WHO calls for national plan to deploy Covid-19 vaccine | Sunday Observer

WHO calls for national plan to deploy Covid-19 vaccine

15 November, 2020

Sri Lanka should have a national plan to deploy a Covid-19 vaccine, while the country awaits the approval and subsequent delivery of vaccine doses, WHO’s Sri Lankan representative Dr. Razia Pendse said.

The WHO is expecting doses of a vaccine to begin arriving in countries in mid 2021, while a limited number of vaccines may be available for high-risk groups early next year if trials on vaccines prove to be successful.

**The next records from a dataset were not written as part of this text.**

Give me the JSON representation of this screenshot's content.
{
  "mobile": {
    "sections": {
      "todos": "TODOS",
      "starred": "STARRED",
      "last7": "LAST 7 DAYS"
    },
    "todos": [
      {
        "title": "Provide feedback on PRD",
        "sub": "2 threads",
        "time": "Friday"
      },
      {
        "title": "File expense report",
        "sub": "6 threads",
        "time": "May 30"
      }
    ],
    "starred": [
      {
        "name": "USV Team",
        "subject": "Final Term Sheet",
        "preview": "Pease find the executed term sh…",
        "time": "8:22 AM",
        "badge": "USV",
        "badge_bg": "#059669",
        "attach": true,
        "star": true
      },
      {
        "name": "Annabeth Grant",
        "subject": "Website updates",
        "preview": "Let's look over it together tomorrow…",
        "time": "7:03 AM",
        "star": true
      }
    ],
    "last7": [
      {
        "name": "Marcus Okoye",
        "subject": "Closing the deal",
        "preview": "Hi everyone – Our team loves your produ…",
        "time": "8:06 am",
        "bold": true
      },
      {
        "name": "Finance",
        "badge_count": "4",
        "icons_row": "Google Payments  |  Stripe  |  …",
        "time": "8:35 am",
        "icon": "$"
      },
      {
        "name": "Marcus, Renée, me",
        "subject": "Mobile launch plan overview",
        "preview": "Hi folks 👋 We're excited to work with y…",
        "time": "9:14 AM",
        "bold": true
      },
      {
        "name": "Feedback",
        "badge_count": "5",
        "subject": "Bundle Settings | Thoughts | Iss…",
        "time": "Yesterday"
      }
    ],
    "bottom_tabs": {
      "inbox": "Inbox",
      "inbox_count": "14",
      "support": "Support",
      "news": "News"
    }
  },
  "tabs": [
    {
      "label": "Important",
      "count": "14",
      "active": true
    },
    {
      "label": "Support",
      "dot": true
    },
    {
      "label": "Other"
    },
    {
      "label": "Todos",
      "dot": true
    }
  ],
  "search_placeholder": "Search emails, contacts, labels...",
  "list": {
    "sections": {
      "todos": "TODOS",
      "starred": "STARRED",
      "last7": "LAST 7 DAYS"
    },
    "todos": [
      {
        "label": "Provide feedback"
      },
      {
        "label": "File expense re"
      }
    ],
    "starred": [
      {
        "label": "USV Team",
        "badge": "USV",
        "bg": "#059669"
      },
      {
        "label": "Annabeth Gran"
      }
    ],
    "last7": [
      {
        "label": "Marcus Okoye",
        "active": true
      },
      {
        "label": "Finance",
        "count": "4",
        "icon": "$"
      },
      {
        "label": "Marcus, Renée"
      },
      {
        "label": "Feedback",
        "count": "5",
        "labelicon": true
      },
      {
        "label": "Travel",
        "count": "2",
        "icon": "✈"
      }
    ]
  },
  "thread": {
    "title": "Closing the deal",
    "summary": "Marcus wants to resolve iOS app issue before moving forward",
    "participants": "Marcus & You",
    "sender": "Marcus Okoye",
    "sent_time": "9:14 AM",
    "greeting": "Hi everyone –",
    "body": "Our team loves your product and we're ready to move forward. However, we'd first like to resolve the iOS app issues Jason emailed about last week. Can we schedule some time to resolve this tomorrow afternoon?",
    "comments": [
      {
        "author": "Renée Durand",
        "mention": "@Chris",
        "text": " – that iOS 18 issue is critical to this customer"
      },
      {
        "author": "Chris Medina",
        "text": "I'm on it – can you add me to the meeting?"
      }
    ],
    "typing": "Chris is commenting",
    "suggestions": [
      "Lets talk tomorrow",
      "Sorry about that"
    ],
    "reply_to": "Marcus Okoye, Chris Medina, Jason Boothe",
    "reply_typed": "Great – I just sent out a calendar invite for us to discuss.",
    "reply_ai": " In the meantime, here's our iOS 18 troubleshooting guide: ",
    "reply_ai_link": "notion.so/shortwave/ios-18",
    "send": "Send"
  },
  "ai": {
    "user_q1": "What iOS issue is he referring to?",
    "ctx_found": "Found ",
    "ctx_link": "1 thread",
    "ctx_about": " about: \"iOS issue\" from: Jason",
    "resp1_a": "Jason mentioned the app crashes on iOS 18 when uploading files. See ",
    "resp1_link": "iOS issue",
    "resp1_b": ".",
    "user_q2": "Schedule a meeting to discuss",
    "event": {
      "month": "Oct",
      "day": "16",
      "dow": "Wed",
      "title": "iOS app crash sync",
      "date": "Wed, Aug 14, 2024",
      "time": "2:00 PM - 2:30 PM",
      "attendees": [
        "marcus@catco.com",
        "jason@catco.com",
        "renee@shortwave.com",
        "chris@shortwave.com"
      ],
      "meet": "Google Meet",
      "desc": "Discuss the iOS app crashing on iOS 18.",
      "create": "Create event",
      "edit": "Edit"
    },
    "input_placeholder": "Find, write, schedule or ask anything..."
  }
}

“Phase III trials for some candidate vaccines began in July 2020. We expect that the results from this large-scale trial phase will begin to come in at the end of the year, possibly from the end of this month. When data is available, regulatory authorities will need to assess the safety and efficacy, and manufacturing for approved vaccines will begin,” the country representative told the Sunday Observer.

The WHO has pledged to provide doses to cover 20 percent of the country’s population when a vaccine is finalised.

The COVAX Facility, led by Gavi, CEPI and WHO is an unprecedented global effort to ensure that if and when a vaccine proves safe and effective, each country has equitable access to it as quickly as possible, Dr. Pedse said, adding that over 180 countries and economies, including Sri Lanka, have signed up for COVAX.

“All countries that have signed up for COVAX, are eligible to receive an initial proportional allocation of doses. Countries will progressively receive doses until all countries reach 20 percent of their population,” she said, adding that it is important that Sri Lanka have a national plan in deploying the vaccine.

Dr. Pedse said this includes budgeting/financing framework, regulatory requirements, prioritisation of population groups, health system requirements, mechanisms/platforms for the delivery of vaccines, mechanisms to monitor adverse events following vaccination, communication strategies for demand generation and to improve community acceptance.

The country will have to prioritise vulnerable groups, such as health workers and elderly people, as the first doses will be limited. The WHO has developed a Fair Allocation Framework that will take place in two phases.

In phase one, an initial proportional allocation of doses to countries will take place.

In the second phase, it will be expanded to cover other populations. If severe supply constraints persist, a weighted allocation approach would be adopted, taking account of a country’s Covid-19 threat and vulnerability.

“It’s important to remember that a safe and effective Covid-19 vaccine is still months away.

It will be even longer before it is available to a large number of people.

That is why it is important to continue using public health tools and measures that we know are effective in preventing the infection and breaking the chain of transmission,” she said.

Dr. Pedse said a coordinated and proactive action should be taken to control current Covid-19 clusters and prevent the spread of the virus. The Government has to continue to find, isolate, test and care for people with Covid-19; and to trace and quarantine their contacts.

She added that there is a need to expand control efforts to meet the increased need in the country as it is in a ‘critical moment in the Covid-19 respose’.

“Now more than ever, we need an all-of-society response. We must all commit to following prevention measures and acting responsibly for our safety and the safety of our loved ones and communities,” Dr. Pendse said. She said that people have to continue maintaining physical distance, cleaning hands, wearing masks and increasing ventilation whenever possible, while avoiding the 3 Cs– crowded places, confined and enclosed spaces and close-contact settings.